→ **Exercise prompt**
Write the following entries out again exactly, skipping each image.
━━ Entries provided
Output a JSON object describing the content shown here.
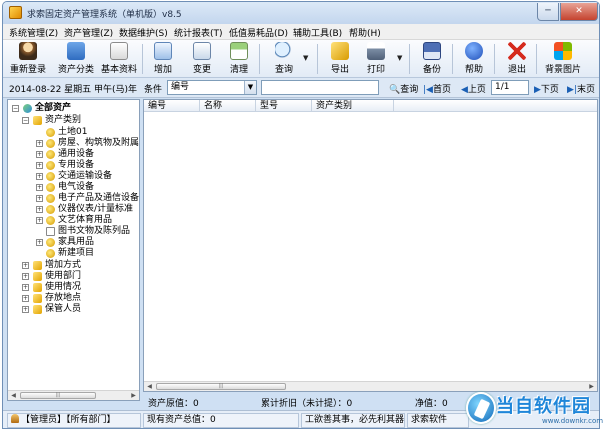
{
  "window": {
    "title": "求索固定资产管理系统（单机版）v8.5",
    "min": "─",
    "max": "□",
    "close": "✕"
  },
  "menu": [
    "系统管理(Z)",
    "资产管理(Z)",
    "数据维护(S)",
    "统计报表(T)",
    "低值易耗品(D)",
    "辅助工具(B)",
    "帮助(H)"
  ],
  "toolbar": {
    "relogin": "重新登录",
    "asset_category": "资产分类",
    "basic_info": "基本资料",
    "add": "增加",
    "change": "变更",
    "clean": "清理",
    "query": "查询",
    "export": "导出",
    "print": "打印",
    "backup": "备份",
    "help": "帮助",
    "exit": "退出",
    "background": "背景图片"
  },
  "filter": {
    "date": "2014-08-22 星期五 甲午(马)年",
    "condition_label": "条件",
    "condition_value": "编号",
    "query_label": "查询",
    "first_page": "首页",
    "prev_page": "上页",
    "page_value": "1/1",
    "next_page": "下页",
    "last_page": "末页"
  },
  "tree": {
    "root": "全部资产",
    "category_group": "资产类别",
    "categories": [
      "土地01",
      "房屋、构筑物及附属",
      "通用设备",
      "专用设备",
      "交通运输设备",
      "电气设备",
      "电子产品及通信设备",
      "仪器仪表/计量标准",
      "文艺体育用品",
      "图书文物及陈列品",
      "家具用品",
      "新建项目"
    ],
    "groups": [
      "增加方式",
      "使用部门",
      "使用情况",
      "存放地点",
      "保管人员"
    ]
  },
  "grid": {
    "columns": [
      "编号",
      "名称",
      "型号",
      "资产类别"
    ]
  },
  "summary": {
    "original_value": "资产原值：0",
    "depreciation": "累计折旧（未计提）：0",
    "net_value": "净值：0"
  },
  "status": {
    "user": "【管理员】【所有部门】",
    "total": "现有资产总值：0",
    "slogan": "工欲善其事，必先利其器",
    "company": "求索软件"
  },
  "watermark": {
    "text": "当自软件园",
    "url": "www.downkr.com"
  },
  "colors": {
    "titlebar": "#c3d6ee",
    "window_bg": "#cfe0f3",
    "accent": "#1f86d9"
  }
}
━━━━
→ **Exercise solution**
Output a JSON object describing the content shown here.
{
  "window": {
    "title": "求索固定资产管理系统（单机版）v8.5",
    "min": "─",
    "max": "□",
    "close": "✕"
  },
  "menu": [
    "系统管理(Z)",
    "资产管理(Z)",
    "数据维护(S)",
    "统计报表(T)",
    "低值易耗品(D)",
    "辅助工具(B)",
    "帮助(H)"
  ],
  "toolbar": {
    "relogin": "重新登录",
    "asset_category": "资产分类",
    "basic_info": "基本资料",
    "add": "增加",
    "change": "变更",
    "clean": "清理",
    "query": "查询",
    "export": "导出",
    "print": "打印",
    "backup": "备份",
    "help": "帮助",
    "exit": "退出",
    "background": "背景图片"
  },
  "filter": {
    "date": "2014-08-22 星期五 甲午(马)年",
    "condition_label": "条件",
    "condition_value": "编号",
    "query_label": "查询",
    "first_page": "首页",
    "prev_page": "上页",
    "page_value": "1/1",
    "next_page": "下页",
    "last_page": "末页"
  },
  "tree": {
    "root": "全部资产",
    "category_group": "资产类别",
    "categories": [
      "土地01",
      "房屋、构筑物及附属",
      "通用设备",
      "专用设备",
      "交通运输设备",
      "电气设备",
      "电子产品及通信设备",
      "仪器仪表/计量标准",
      "文艺体育用品",
      "图书文物及陈列品",
      "家具用品",
      "新建项目"
    ],
    "groups": [
      "增加方式",
      "使用部门",
      "使用情况",
      "存放地点",
      "保管人员"
    ]
  },
  "grid": {
    "columns": [
      "编号",
      "名称",
      "型号",
      "资产类别"
    ]
  },
  "summary": {
    "original_value": "资产原值：0",
    "depreciation": "累计折旧（未计提）：0",
    "net_value": "净值：0"
  },
  "status": {
    "user": "【管理员】【所有部门】",
    "total": "现有资产总值：0",
    "slogan": "工欲善其事，必先利其器",
    "company": "求索软件"
  },
  "watermark": {
    "text": "当自软件园",
    "url": "www.downkr.com"
  },
  "colors": {
    "titlebar": "#c3d6ee",
    "window_bg": "#cfe0f3",
    "accent": "#1f86d9"
  }
}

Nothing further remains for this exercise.